WORK INSTRUCTION:
The data must be given again in full, with no line altered.

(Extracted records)
====================

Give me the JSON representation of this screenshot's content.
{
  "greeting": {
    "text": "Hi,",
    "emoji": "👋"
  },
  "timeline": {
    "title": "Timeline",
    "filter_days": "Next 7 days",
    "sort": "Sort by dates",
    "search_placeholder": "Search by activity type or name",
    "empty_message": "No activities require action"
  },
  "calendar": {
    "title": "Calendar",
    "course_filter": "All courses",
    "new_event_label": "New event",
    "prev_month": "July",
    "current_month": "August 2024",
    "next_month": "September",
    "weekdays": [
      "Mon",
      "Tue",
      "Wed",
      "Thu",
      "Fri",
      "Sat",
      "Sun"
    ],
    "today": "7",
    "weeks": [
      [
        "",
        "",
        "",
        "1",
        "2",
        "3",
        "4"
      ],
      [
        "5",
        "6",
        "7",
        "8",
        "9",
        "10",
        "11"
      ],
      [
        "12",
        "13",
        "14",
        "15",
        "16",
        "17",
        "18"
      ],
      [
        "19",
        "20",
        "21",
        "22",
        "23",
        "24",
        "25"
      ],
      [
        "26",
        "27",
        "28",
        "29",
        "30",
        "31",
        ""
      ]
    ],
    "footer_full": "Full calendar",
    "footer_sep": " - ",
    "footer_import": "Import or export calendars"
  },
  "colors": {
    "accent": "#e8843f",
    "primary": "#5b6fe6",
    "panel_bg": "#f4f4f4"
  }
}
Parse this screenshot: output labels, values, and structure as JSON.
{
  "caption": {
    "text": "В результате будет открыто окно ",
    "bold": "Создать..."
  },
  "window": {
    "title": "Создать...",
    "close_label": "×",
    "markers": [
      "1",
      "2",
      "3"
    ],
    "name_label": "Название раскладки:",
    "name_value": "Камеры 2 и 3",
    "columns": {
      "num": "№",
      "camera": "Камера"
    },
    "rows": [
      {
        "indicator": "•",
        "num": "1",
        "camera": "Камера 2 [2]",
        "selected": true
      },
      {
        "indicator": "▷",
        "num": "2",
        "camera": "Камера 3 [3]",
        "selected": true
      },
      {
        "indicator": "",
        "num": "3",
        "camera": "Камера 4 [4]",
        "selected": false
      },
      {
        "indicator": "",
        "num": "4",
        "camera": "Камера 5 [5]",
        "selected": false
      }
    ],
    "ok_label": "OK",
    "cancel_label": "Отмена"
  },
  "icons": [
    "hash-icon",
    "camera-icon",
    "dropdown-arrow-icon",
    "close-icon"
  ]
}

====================

WRITTEN RESPONSE:
Give me the JSON representation of this screenshot's content.
{
  "greeting": {
    "text": "Hi,",
    "emoji": "👋"
  },
  "timeline": {
    "title": "Timeline",
    "filter_days": "Next 7 days",
    "sort": "Sort by dates",
    "search_placeholder": "Search by activity type or name",
    "empty_message": "No activities require action"
  },
  "calendar": {
    "title": "Calendar",
    "course_filter": "All courses",
    "new_event_label": "New event",
    "prev_month": "July",
    "current_month": "August 2024",
    "next_month": "September",
    "weekdays": [
      "Mon",
      "Tue",
      "Wed",
      "Thu",
      "Fri",
      "Sat",
      "Sun"
    ],
    "today": "7",
    "weeks": [
      [
        "",
        "",
        "",
        "1",
        "2",
        "3",
        "4"
      ],
      [
        "5",
        "6",
        "7",
        "8",
        "9",
        "10",
        "11"
      ],
      [
        "12",
        "13",
        "14",
        "15",
        "16",
        "17",
        "18"
      ],
      [
        "19",
        "20",
        "21",
        "22",
        "23",
        "24",
        "25"
      ],
      [
        "26",
        "27",
        "28",
        "29",
        "30",
        "31",
        ""
      ]
    ],
    "footer_full": "Full calendar",
    "footer_sep": " - ",
    "footer_import": "Import or export calendars"
  },
  "colors": {
    "accent": "#e8843f",
    "primary": "#5b6fe6",
    "panel_bg": "#f4f4f4"
  }
}
Parse this screenshot: output labels, values, and structure as JSON.
{
  "caption": {
    "text": "В результате будет открыто окно ",
    "bold": "Создать..."
  },
  "window": {
    "title": "Создать...",
    "close_label": "×",
    "markers": [
      "1",
      "2",
      "3"
    ],
    "name_label": "Название раскладки:",
    "name_value": "Камеры 2 и 3",
    "columns": {
      "num": "№",
      "camera": "Камера"
    },
    "rows": [
      {
        "indicator": "•",
        "num": "1",
        "camera": "Камера 2 [2]",
        "selected": true
      },
      {
        "indicator": "▷",
        "num": "2",
        "camera": "Камера 3 [3]",
        "selected": true
      },
      {
        "indicator": "",
        "num": "3",
        "camera": "Камера 4 [4]",
        "selected": false
      },
      {
        "indicator": "",
        "num": "4",
        "camera": "Камера 5 [5]",
        "selected": false
      }
    ],
    "ok_label": "OK",
    "cancel_label": "Отмена"
  },
  "icons": [
    "hash-icon",
    "camera-icon",
    "dropdown-arrow-icon",
    "close-icon"
  ]
}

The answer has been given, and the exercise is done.